> **What is expected**
With the images removed, repeat the data below exactly.
___ Data to use ___
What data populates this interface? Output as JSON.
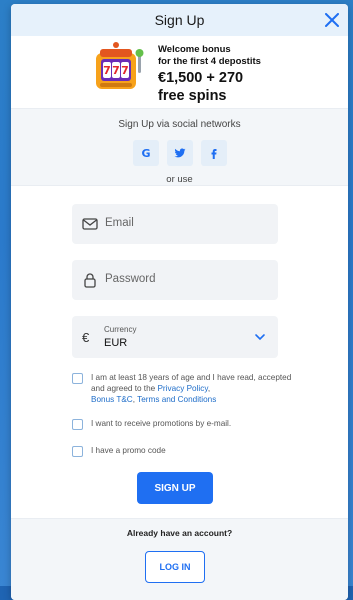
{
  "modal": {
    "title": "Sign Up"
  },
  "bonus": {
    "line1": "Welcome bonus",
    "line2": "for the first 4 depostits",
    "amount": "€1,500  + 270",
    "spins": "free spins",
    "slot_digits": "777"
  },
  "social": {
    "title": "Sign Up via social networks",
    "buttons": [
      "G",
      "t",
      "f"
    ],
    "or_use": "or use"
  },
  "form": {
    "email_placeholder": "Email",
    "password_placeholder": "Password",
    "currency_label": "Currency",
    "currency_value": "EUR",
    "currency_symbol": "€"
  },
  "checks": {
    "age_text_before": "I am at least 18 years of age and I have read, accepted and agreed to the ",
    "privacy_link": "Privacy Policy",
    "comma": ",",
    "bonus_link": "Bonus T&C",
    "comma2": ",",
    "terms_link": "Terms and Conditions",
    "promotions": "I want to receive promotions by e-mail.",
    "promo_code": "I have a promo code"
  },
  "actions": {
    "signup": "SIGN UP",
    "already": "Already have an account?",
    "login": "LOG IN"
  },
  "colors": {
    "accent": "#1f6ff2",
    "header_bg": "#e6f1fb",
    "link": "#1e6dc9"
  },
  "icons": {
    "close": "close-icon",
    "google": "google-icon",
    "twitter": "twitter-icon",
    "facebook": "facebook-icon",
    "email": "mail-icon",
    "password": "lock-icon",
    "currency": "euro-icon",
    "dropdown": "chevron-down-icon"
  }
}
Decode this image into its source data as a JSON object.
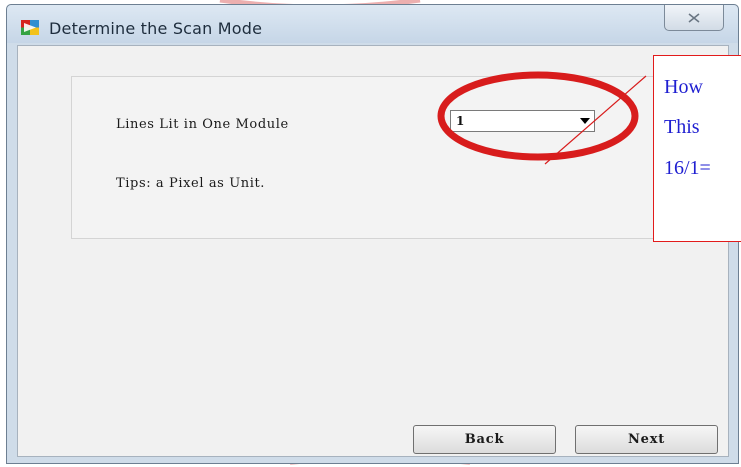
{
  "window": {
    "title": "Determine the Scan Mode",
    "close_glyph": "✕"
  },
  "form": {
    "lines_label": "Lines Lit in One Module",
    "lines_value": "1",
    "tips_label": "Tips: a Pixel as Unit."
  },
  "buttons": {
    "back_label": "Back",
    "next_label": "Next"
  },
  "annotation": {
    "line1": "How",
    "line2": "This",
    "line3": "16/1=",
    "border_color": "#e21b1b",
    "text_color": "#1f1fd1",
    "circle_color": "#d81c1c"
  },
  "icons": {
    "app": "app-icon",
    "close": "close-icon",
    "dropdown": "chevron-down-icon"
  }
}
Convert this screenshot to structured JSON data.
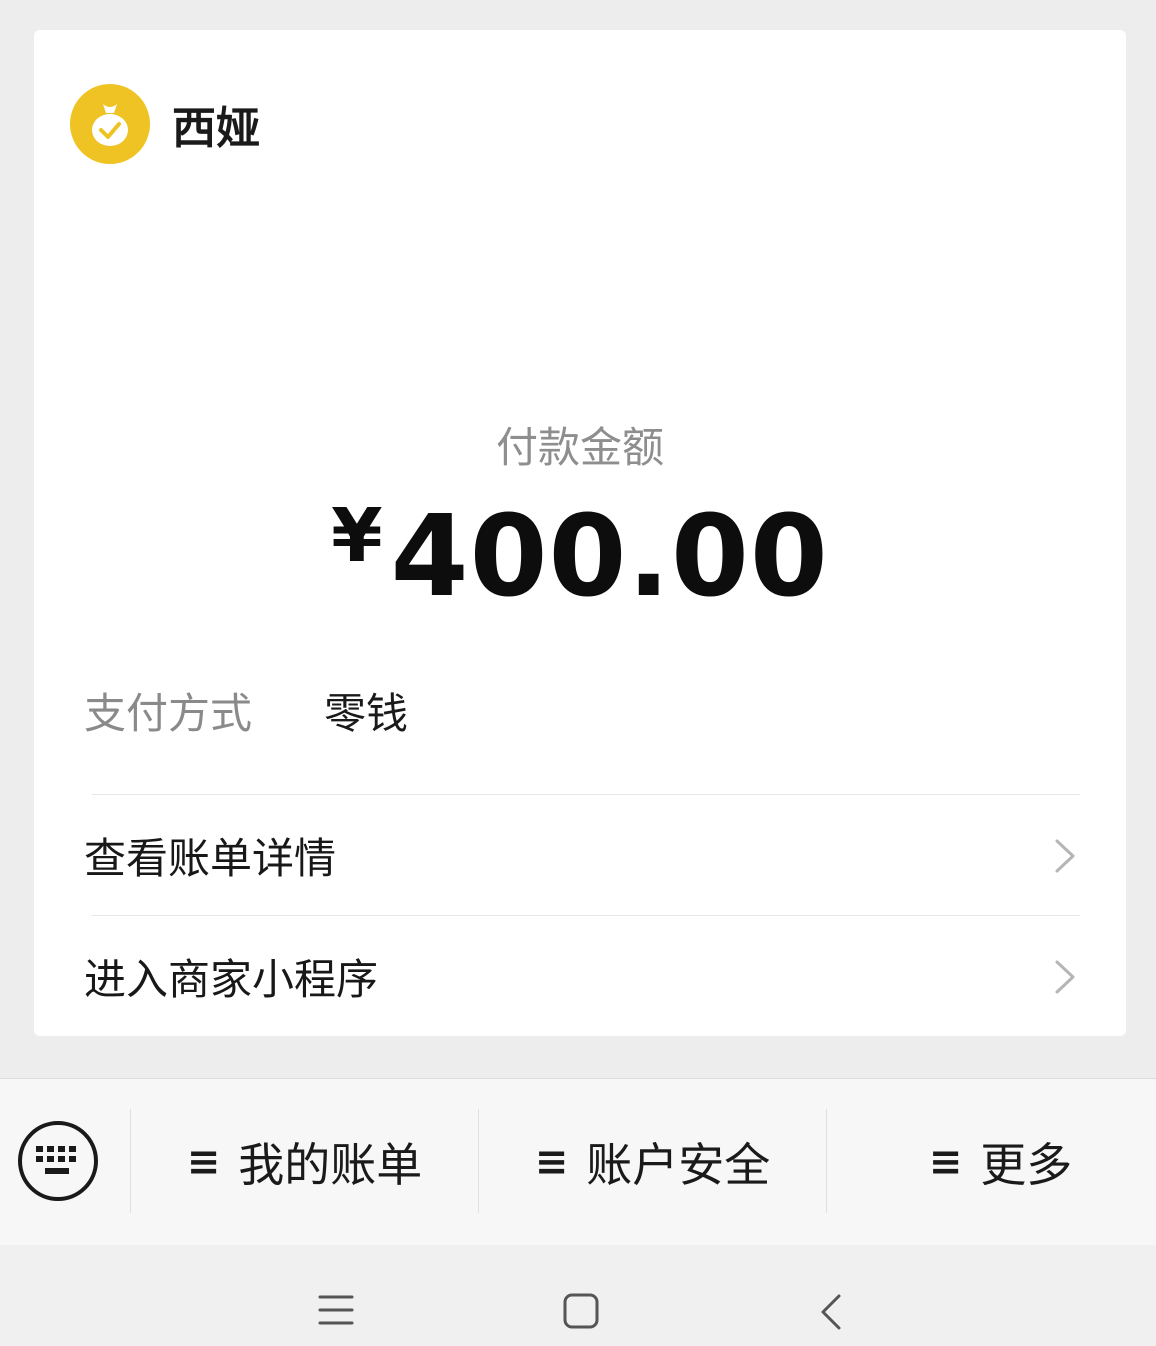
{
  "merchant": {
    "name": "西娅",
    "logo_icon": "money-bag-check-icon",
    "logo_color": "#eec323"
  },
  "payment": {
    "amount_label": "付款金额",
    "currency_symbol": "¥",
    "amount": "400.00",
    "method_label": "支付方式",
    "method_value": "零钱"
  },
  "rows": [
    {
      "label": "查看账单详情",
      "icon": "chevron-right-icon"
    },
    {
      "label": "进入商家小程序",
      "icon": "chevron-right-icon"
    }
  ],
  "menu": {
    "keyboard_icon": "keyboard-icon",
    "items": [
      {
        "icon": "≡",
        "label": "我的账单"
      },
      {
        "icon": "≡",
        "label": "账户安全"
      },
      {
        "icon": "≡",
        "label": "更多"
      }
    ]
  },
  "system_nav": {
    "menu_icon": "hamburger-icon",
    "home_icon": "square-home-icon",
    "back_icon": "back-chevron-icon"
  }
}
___
> **Result below**
What data populates this interface? Output as JSON.
{
  "modal": {
    "title": "Sign Up"
  },
  "bonus": {
    "line1": "Welcome bonus",
    "line2": "for the first 4 depostits",
    "amount": "€1,500  + 270",
    "spins": "free spins",
    "slot_digits": "777"
  },
  "social": {
    "title": "Sign Up via social networks",
    "buttons": [
      "G",
      "t",
      "f"
    ],
    "or_use": "or use"
  },
  "form": {
    "email_placeholder": "Email",
    "password_placeholder": "Password",
    "currency_label": "Currency",
    "currency_value": "EUR",
    "currency_symbol": "€"
  },
  "checks": {
    "age_text_before": "I am at least 18 years of age and I have read, accepted and agreed to the ",
    "privacy_link": "Privacy Policy",
    "comma": ",",
    "bonus_link": "Bonus T&C",
    "comma2": ",",
    "terms_link": "Terms and Conditions",
    "promotions": "I want to receive promotions by e-mail.",
    "promo_code": "I have a promo code"
  },
  "actions": {
    "signup": "SIGN UP",
    "already": "Already have an account?",
    "login": "LOG IN"
  },
  "colors": {
    "accent": "#1f6ff2",
    "header_bg": "#e6f1fb",
    "link": "#1e6dc9"
  },
  "icons": {
    "close": "close-icon",
    "google": "google-icon",
    "twitter": "twitter-icon",
    "facebook": "facebook-icon",
    "email": "mail-icon",
    "password": "lock-icon",
    "currency": "euro-icon",
    "dropdown": "chevron-down-icon"
  }
}
Decode this image into its source data as a JSON object.
{
  "window": {
    "title": "Determine the Scan Mode",
    "close_glyph": "✕"
  },
  "form": {
    "lines_label": "Lines Lit in One Module",
    "lines_value": "1",
    "tips_label": "Tips: a Pixel as Unit."
  },
  "buttons": {
    "back_label": "Back",
    "next_label": "Next"
  },
  "annotation": {
    "line1": "How",
    "line2": "This",
    "line3": "16/1=",
    "border_color": "#e21b1b",
    "text_color": "#1f1fd1",
    "circle_color": "#d81c1c"
  },
  "icons": {
    "app": "app-icon",
    "close": "close-icon",
    "dropdown": "chevron-down-icon"
  }
}
Convert this screenshot to structured JSON data.
{
  "merchant": {
    "name": "西娅",
    "logo_icon": "money-bag-check-icon",
    "logo_color": "#eec323"
  },
  "payment": {
    "amount_label": "付款金额",
    "currency_symbol": "¥",
    "amount": "400.00",
    "method_label": "支付方式",
    "method_value": "零钱"
  },
  "rows": [
    {
      "label": "查看账单详情",
      "icon": "chevron-right-icon"
    },
    {
      "label": "进入商家小程序",
      "icon": "chevron-right-icon"
    }
  ],
  "menu": {
    "keyboard_icon": "keyboard-icon",
    "items": [
      {
        "icon": "≡",
        "label": "我的账单"
      },
      {
        "icon": "≡",
        "label": "账户安全"
      },
      {
        "icon": "≡",
        "label": "更多"
      }
    ]
  },
  "system_nav": {
    "menu_icon": "hamburger-icon",
    "home_icon": "square-home-icon",
    "back_icon": "back-chevron-icon"
  }
}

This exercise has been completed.